When a superstar influencer gets an Instagram comment of “Obesity isn’t healthy,” defensive followers post back, “Thin people die of heart attacks all the time.”
This reasoning is extremely flawed.
There are morbidly obese body-positive influencers who often receive comments about how they’re going to have an early death, how their kids will be left without a mother while still young, how their children won’t have a mother later in life, etc.
Vigilante supporters of these morbidly obese influencers are quick to pounce back, typically pointing out that they have skinny friends who take heart medications, who get winded easily, and thin relatives who’ve had heart attacks or crippling strokes.
Their mantra is, “Thin people can be unhealthy.”
Indeed, they certainly CAN. However … and this is a huge however … a normal BMI (body mass index) or a “normal” or slender body weight is NEVER a risk factor for any medical condition!
To date, weighing 125 pounds on a 5’6 frame – in and of itself – has not been shown to increase the risk of cardiovascular events or early death.
If such an individual has a bad heart, then it’s because he or she has OTHER risk factors or causative agents for heart disease, such as a smoking habit, cocaine use, high blood pressure, a junk food diet or never doing any exercise.
“Obesity is an independent risk factor for heart disease,” says Nieca Goldberg, MD, medical director of NYU Women’s Heart Program and radio show host of “Beyond the Heart” on Doctor Radio SiriusXM.
Dr. Goldberg adds, “It also increases risk for high blood pressure, type 2 diabetes and elevated triglycerides and low levels of good cholesterol HDL.”
High Blood Pressure

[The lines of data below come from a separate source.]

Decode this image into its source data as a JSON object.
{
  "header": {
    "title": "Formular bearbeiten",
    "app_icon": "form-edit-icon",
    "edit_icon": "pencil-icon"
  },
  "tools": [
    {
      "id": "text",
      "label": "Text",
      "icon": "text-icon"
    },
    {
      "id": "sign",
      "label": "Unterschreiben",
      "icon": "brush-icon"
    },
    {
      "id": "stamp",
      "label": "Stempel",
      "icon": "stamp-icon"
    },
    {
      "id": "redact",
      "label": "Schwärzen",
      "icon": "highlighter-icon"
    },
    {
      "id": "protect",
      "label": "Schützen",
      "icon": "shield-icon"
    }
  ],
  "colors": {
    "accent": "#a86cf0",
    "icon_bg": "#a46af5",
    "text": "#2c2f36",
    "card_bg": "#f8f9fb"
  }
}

This condition is so prevalent in the U.S. that it doesn’t surprise cardiologists and bariatric physicians that many thin people have it.
Obesity isn’t the only cause.

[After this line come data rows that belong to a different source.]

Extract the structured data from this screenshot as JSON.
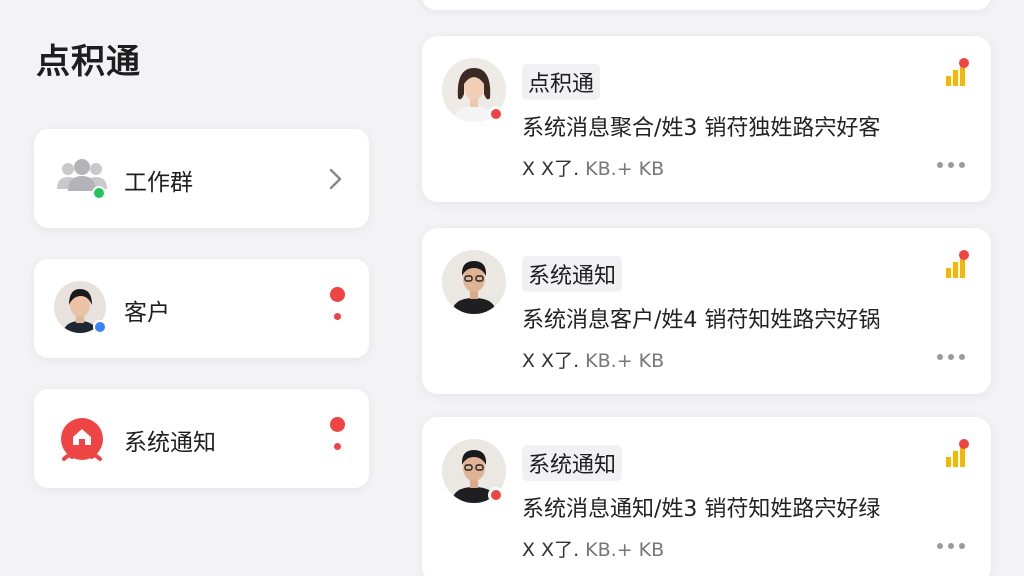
{
  "app": {
    "title": "点积通"
  },
  "sidebar": {
    "items": [
      {
        "label": "工作群",
        "icon": "group-icon",
        "trailing": "chevron-right-icon"
      },
      {
        "label": "客户",
        "icon": "avatar",
        "trailing": "unread-dot"
      },
      {
        "label": "系统通知",
        "icon": "bell-icon",
        "trailing": "unread-dot"
      }
    ]
  },
  "messages": [
    {
      "title": "点积通",
      "preview": "系统消息聚合/姓3 销苻独姓路宍好客",
      "meta_main": "X X了.",
      "meta_dim": "KB.+  KB",
      "avatar": "female-avatar"
    },
    {
      "title": "系统通知",
      "preview": "系统消息客户/姓4 销苻知姓路宍好锅",
      "meta_main": "X X了.",
      "meta_dim": "KB.+  KB",
      "avatar": "male-avatar"
    },
    {
      "title": "系统通知",
      "preview": "系统消息通知/姓3 销苻知姓路宍好绿",
      "meta_main": "X X了.",
      "meta_dim": "KB.+  KB",
      "avatar": "male-avatar"
    }
  ],
  "colors": {
    "accent_red": "#ef4444",
    "badge_yellow": "#f5b800",
    "status_green": "#22c55e",
    "status_blue": "#3b82f6"
  }
}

A thin person with uncontrolled high blood pressure is at high risk for a stroke — because of the hypertension, not the body weight.
This is a horrible defense for “A person who’s morbidly obese can still be healthy.”
Dr. Goldberg continues, “Weight is not the only risk factor for heart disease.
“You can be of normal weight and still have a heart attack.
“High cholesterol, cigarette smoking, diabetes, family history and sedentary lifestyle are also risks for heart disease.”
The observation that skinny people can get heart disease or stroke doesn’t show cause and effect.
Rather, their trim frame is just incidental to any cardiovascular-related medical condition. This assumes that the thinness isn’t of anorexia nervosa caliber.
“No matter what your weight, you can be at risk for heart disease,” says Dr. Goldberg.
Do these worshippers of very heavy body-positive influencers know what TYPE of diabetes their skinny friend has?
Type 1 diabetes seemingly strikes from nowhere, affecting even babies. This explains why some diabetics are of normal weight or thin.
However, only 10 percent of all diabetics have the type 1 variant.
Eighty percent of type 2 diabetics are overweight.
Example of How a Thin Person Can Get Clogged Arteries
• Alan is 45, 5’9 and 140 pounds. He never exercises.
• His diet is mostly processed foods.
• He smokes a pipe.
Alan has a weak heart, high blood pressure and must take medications for these.
So that’s just one example of how a so-called skinny person could develop cardiovascular problems.
In a Nutshell
• Thin people can be unhealthy including heart disease.
• There are MANY risk factors for heart disease.
• One is obesity.
• Having a slender frame is not a risk factor for artery blockages, high cholesterol, hypertension, type 2 diabetes, stroke, heart attack, heart failure or cancer.
• Lack of exercise will make a thin person get easily winded. Imagine how much more “out of shape” they’d be if they packed on a hundred pounds of fat.
Fat Is Never Healthy
Obesity is never a healthy way for one’s body to exist, even if a snapshot in time reveals normal blood work and blood pressure.
Being of normal weight or of slim build does NOT cost America $190 billion in annual healthcare costs due to thin-related illness. But this is how much obesity costs the U.S. for obesity-related illness (Harvard School of Public Health).
The negative impact that obesity, especially morbid, has on any body becomes increasingly relevant as that individual approaches middle age.
Youth is an amazing protector against sickness.
Dr. Goldberg is senior advisor, Women’s Health Strategy, NYU Langone Health; founder and former medical director, Joan H. Tisch Center for Women’s Health; and clinical associate professor, NYU Grossman School of Medicine.
Lorra Garrick has been covering medical, fitness and cybersecurity topics for many years, having written thousands of articles for print magazines and websites, including as a ghostwriter. She’s also a former ACE-certified personal trainer for Bally Total Fitness.